RECORD EXCERPTS:

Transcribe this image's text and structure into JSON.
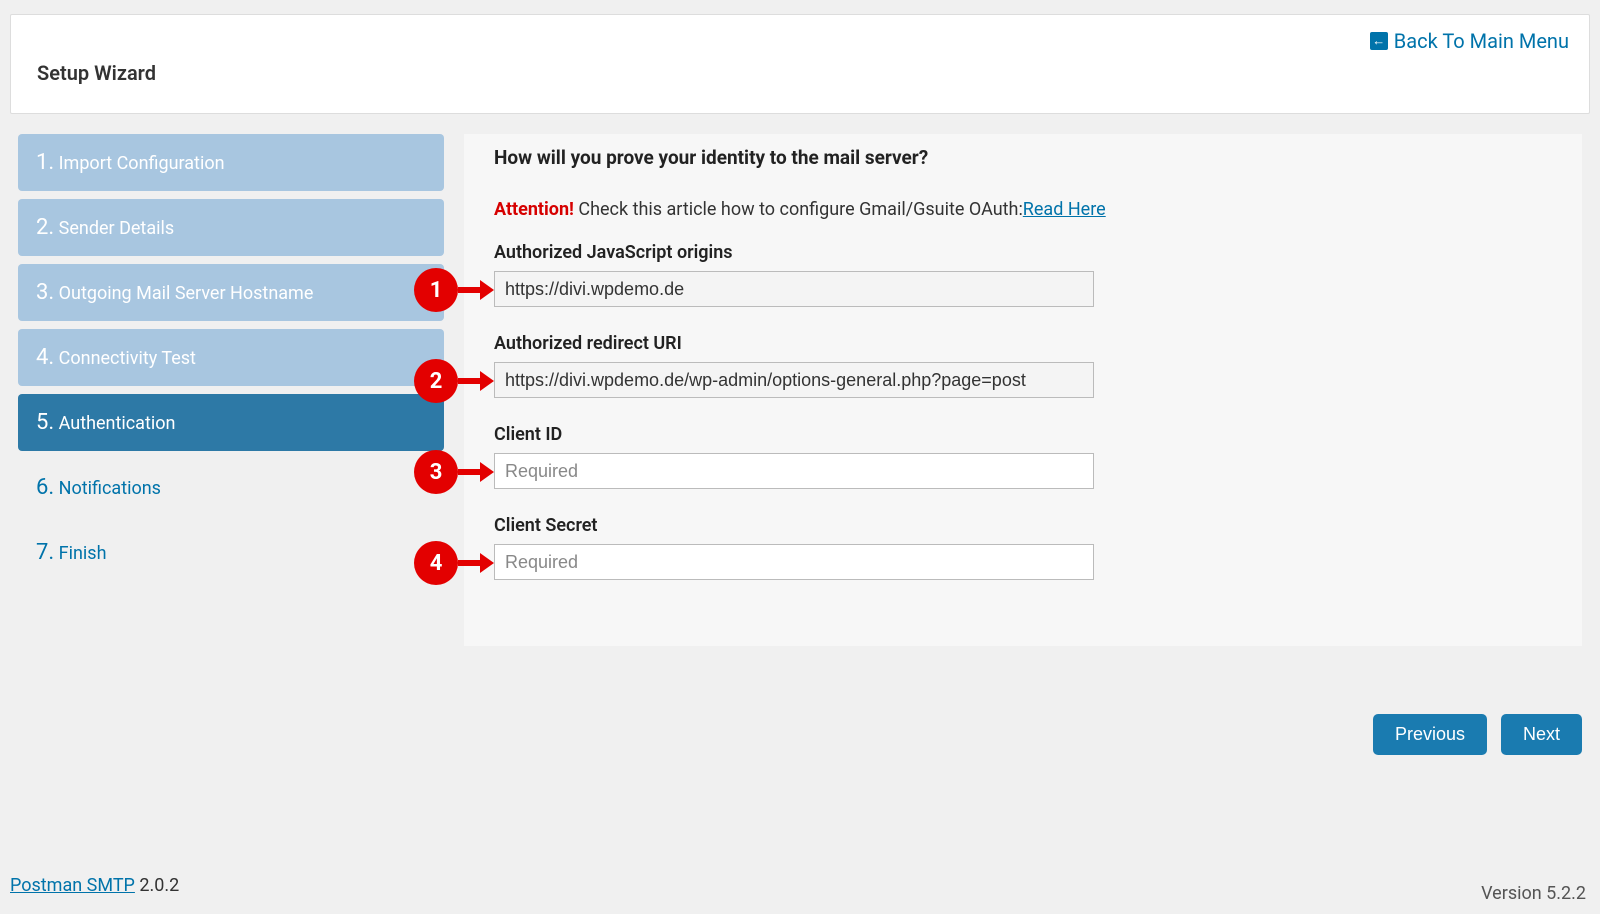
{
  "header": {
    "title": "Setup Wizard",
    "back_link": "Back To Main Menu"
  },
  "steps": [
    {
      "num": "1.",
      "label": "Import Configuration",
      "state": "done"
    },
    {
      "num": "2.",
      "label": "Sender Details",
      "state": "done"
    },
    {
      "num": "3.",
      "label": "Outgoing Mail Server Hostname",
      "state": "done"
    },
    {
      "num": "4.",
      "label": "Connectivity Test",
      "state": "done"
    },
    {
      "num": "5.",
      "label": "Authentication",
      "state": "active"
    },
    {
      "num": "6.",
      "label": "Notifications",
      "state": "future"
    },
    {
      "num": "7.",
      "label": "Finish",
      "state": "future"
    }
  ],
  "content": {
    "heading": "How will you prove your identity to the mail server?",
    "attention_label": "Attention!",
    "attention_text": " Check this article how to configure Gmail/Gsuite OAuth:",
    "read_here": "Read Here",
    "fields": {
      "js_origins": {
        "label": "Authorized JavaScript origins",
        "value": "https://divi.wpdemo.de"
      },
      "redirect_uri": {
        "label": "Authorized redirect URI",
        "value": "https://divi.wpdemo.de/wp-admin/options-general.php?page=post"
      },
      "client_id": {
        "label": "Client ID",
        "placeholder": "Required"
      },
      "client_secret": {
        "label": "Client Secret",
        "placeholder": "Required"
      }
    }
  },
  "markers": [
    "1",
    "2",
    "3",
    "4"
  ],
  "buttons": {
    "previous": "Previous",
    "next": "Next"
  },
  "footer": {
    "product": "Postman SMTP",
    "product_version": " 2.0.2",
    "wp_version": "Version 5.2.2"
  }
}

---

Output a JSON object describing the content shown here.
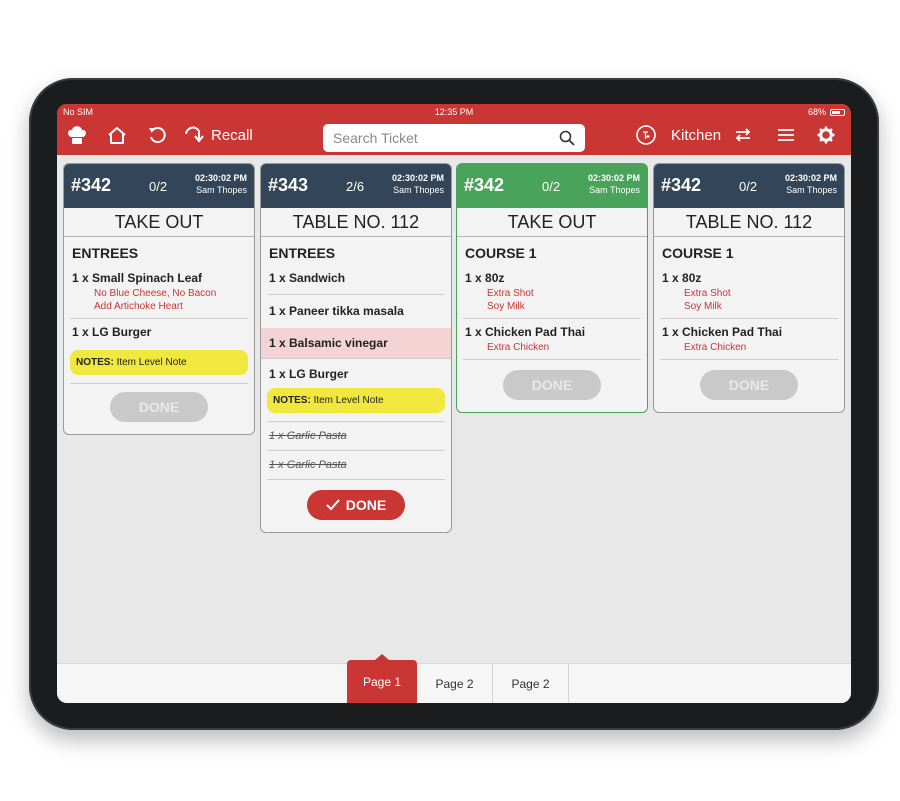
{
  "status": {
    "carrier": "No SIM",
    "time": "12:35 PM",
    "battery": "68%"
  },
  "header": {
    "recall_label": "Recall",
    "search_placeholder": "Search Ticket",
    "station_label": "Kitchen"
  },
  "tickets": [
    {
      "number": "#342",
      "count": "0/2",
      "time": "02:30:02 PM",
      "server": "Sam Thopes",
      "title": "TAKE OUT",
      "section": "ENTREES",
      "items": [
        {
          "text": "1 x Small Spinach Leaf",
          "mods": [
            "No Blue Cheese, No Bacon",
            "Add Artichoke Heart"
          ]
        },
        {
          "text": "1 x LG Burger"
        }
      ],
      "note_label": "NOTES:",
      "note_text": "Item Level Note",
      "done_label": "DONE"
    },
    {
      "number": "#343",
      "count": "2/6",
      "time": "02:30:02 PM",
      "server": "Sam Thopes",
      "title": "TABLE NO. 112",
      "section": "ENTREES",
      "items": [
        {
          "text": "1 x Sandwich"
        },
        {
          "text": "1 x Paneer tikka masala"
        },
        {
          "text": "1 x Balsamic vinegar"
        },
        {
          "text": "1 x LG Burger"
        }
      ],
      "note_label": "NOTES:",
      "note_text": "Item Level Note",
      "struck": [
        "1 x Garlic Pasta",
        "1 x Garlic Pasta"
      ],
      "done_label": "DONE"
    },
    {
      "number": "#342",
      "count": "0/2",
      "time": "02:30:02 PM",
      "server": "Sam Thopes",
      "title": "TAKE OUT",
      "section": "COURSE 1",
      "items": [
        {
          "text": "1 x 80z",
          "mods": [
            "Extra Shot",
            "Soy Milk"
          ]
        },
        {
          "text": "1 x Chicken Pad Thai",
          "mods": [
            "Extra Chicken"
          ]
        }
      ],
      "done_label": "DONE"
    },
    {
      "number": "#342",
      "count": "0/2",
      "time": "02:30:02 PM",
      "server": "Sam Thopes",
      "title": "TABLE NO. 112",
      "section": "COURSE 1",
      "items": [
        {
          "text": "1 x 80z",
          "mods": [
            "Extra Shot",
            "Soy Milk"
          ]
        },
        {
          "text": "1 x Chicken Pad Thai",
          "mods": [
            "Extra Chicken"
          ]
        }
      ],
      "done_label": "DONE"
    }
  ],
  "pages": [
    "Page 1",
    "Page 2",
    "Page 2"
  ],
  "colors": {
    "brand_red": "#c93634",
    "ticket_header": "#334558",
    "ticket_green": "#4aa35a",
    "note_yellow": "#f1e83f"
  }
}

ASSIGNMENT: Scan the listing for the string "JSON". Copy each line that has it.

COMPLETED TASK:
Transcribe this image's text and structure into JSON.
Output a JSON object describing the content shown here.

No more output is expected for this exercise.